When I speak to audiences composed mostly of men, I can be pretty confident that as soon as I start talking about firefights and surviving combat in Iraq, most everybody will be on the edge of his seat. Men love stories of combat and risk, but sometimes I think they love them for reasons that don’t do them any favors.

You see, as men we’re fond of talking about “overcoming fear” and “defeating fear,” and when you talk about combat against an enemy who’s trying to kill you and all your men by any means necessary, fear is definitely a factor. Fear is a constant presence in a combat situation; it’s a natural human response to mortal danger. But in the field, talk about overcoming or defeating fear is ridiculous. As for the guy who blusters, “I don’t feel fear,” he’s either a liar or a fool.
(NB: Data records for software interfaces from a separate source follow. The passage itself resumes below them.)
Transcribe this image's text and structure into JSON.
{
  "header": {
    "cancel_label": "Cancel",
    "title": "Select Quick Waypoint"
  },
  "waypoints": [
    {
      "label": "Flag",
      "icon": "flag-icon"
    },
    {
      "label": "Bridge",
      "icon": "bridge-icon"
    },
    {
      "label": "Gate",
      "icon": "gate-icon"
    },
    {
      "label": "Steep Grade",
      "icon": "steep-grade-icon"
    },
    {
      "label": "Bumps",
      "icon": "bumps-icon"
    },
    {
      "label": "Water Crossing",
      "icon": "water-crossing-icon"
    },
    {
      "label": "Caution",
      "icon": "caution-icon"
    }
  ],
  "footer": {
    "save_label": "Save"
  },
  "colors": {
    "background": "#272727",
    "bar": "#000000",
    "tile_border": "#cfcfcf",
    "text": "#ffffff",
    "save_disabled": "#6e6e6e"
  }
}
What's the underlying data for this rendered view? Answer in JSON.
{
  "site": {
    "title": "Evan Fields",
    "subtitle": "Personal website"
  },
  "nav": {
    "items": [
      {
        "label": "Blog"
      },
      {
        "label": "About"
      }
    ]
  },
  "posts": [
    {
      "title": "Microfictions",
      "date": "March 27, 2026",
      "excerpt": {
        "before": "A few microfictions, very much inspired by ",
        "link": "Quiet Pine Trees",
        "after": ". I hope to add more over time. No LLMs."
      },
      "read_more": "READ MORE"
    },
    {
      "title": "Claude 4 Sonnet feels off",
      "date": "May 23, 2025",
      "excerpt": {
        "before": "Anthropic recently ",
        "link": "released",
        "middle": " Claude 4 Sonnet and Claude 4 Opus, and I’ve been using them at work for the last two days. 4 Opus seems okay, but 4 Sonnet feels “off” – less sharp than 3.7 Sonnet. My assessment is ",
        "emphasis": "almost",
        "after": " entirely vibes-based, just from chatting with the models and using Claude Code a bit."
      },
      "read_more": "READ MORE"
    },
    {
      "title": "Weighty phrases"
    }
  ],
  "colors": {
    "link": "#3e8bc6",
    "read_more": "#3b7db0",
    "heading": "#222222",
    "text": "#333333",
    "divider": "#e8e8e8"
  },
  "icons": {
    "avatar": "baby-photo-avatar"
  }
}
There are two tricks to dealing with fear, whether you’re in combat or getting ready to walk onstage to speak in front of 10,000 people (a situation some people probably find more terrifying than the prospect of IEDs and the bolt action rifles of the mujahideen). First, make it into a familiar friend so it doesn’t get in the way of you doing your job. Second, use it to your advantage.

The first you do with repetitive, grueling training. The idea is to suck all the novelty out of an experience so that instead of reacting to it with the shock and stress that can cause you to freeze up and maybe get shot, your brain says, “Oh, this again?” That’s why astronauts spend thousands of hours in simulators. The only way they can do their jobs while being hurled into space at Mach 30 while sitting on top of a 20-story bomb filled with millions of gallons of explosives is to make the experience so familiar, so routine, that they don’t panic. That’s why soldiers drill, speakers practice and actors rehearse.

The second—well, that’s an attitude. When I was in the field, in combat, my greatest fear wasn’t losing my life (though it was up there). It was letting my men down—losing their lives. The prospect of having to face some young soldier’s wife or parents who had died under my command was intolerable. I let myself feel that fear and capitalized on it to keep me sharp, to make me prepare even when I knew I was already prepared, and make prudent decisions that would keep the soldiers in my command as safe as they could be.

Fear can paralyze or it can motivate. Want it to motivate you? Make friends with fear. Acknowledge it and respect it, then come out swinging and make it serve you instead of the other way around.